Número: 69
Año: 2000
Autor: Ramón López and Juan Carlos Jordán, Editors
Título: Sustainable Development in Latin America: Financing and Policies Working in Synergy

Box 3

Oversight Actions in Chile

The Corporación del Cobre de Chile case offers an example of a successful oversight action against a state-owned company. The Chañaral Citizen’s Committee for the Defense of the Environment and Development claimed that the government authority that owned the El Salvador Mining Company, the largest company in Chile, was violating its constitutional right to a healthy environment because of an ongoing “arbitrary and illegal” discharge of pollutants by the mine’s metallurgical plant in the Salado River, causing severe contamination and it is the obligation of the State to watch for any violation of this right; citizens can bring a court action against an authority that violates it (called an “Article 20 Action”). In this case, the court, confirmed on appeal by the Supreme Court, ruled that, although the company had an authorization, this did not justify polluting the waters and that the discharge was a violation of the Committee’s constitutional right. The court ordered the mining company to end its discharge into the Pacific Ocean.

Another Article 20 Action was directed against the mayor of Futrono for the “arbitrary and illegal” installation of a rubbish dump without observing the minimal sanitation standards. This case is an example of well-coordinated use of administrative and civil procedures. The claimant simultaneously filed a complaint with the sanitation service against the mayor.
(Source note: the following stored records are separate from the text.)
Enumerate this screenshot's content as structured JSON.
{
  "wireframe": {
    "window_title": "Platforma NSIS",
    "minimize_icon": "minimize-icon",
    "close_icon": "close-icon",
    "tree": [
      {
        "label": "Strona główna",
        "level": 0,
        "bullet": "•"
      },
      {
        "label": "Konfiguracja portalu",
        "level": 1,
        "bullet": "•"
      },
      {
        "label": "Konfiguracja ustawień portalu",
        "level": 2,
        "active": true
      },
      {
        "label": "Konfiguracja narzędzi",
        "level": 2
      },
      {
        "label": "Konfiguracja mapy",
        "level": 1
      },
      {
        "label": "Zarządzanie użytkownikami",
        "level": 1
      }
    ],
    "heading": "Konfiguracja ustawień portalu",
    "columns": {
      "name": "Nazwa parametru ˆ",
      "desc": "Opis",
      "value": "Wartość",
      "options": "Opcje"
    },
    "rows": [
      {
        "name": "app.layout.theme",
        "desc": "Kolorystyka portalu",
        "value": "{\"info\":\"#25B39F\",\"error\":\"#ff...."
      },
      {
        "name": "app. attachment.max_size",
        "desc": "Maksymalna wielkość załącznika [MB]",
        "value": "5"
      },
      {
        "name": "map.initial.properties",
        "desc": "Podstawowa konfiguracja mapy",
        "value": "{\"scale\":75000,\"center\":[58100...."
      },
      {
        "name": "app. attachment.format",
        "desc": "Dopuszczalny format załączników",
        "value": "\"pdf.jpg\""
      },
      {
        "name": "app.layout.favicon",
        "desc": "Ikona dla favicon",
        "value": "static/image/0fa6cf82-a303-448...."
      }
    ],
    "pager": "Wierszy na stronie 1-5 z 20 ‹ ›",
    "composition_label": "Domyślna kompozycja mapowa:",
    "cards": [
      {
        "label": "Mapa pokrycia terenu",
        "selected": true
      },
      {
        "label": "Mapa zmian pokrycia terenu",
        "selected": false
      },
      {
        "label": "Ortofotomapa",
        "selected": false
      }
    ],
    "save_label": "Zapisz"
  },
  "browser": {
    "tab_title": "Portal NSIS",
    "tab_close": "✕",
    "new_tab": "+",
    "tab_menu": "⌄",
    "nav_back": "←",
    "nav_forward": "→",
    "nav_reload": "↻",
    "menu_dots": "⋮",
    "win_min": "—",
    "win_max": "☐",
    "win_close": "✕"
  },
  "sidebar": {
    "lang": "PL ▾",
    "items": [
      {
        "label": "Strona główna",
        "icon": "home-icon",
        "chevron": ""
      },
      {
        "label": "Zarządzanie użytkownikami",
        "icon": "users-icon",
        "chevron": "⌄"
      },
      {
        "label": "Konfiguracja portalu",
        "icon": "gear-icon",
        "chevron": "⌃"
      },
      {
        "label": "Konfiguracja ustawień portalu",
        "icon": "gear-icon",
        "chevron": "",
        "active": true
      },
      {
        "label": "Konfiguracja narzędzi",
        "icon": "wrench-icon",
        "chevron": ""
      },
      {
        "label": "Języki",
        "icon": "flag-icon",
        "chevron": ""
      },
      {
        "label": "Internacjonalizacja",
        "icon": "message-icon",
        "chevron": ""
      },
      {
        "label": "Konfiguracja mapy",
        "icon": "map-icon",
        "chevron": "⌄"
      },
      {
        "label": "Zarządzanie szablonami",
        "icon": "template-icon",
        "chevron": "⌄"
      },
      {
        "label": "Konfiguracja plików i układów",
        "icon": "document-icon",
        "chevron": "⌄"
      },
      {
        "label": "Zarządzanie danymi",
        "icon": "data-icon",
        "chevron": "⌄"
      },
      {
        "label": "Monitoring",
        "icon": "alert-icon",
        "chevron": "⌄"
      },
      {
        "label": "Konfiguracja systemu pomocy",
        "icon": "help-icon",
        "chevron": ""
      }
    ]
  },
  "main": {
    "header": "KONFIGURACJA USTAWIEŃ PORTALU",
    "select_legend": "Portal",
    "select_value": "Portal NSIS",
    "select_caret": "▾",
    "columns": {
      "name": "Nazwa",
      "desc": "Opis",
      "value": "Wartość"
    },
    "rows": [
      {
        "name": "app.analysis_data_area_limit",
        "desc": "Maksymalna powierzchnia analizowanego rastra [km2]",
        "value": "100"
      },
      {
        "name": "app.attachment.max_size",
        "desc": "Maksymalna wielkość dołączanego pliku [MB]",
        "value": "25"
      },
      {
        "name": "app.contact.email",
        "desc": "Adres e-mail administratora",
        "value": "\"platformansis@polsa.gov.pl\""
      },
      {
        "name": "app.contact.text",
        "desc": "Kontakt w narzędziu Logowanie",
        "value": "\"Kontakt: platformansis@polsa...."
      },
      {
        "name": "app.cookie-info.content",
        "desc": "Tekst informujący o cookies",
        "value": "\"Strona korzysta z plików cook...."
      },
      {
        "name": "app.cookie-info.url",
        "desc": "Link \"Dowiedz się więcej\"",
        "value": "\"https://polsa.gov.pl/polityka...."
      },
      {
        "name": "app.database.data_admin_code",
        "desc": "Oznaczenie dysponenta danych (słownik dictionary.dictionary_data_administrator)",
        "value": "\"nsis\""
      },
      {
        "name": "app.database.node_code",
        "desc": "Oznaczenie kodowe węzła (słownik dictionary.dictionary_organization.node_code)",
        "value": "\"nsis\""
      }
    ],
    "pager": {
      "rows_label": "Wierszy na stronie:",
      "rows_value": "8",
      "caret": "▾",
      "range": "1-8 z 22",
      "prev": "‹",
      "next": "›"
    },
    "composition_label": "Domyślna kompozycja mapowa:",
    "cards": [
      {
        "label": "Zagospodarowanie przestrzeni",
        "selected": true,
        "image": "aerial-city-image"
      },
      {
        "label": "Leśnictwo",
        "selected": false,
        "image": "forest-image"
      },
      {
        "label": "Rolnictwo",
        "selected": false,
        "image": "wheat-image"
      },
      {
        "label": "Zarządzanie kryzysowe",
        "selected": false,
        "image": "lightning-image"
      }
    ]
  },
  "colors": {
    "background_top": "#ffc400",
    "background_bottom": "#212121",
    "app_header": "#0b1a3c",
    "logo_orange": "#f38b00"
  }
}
The service ruled in favor of the claimant, imposed an administrative fine, and ordered the closure of the dump. Subsequently, the court that ruled on the Article 20 Action took this administrative decision into account and also ruled in favor of the claimant, i.e., ordered the closure and clean-up of the site.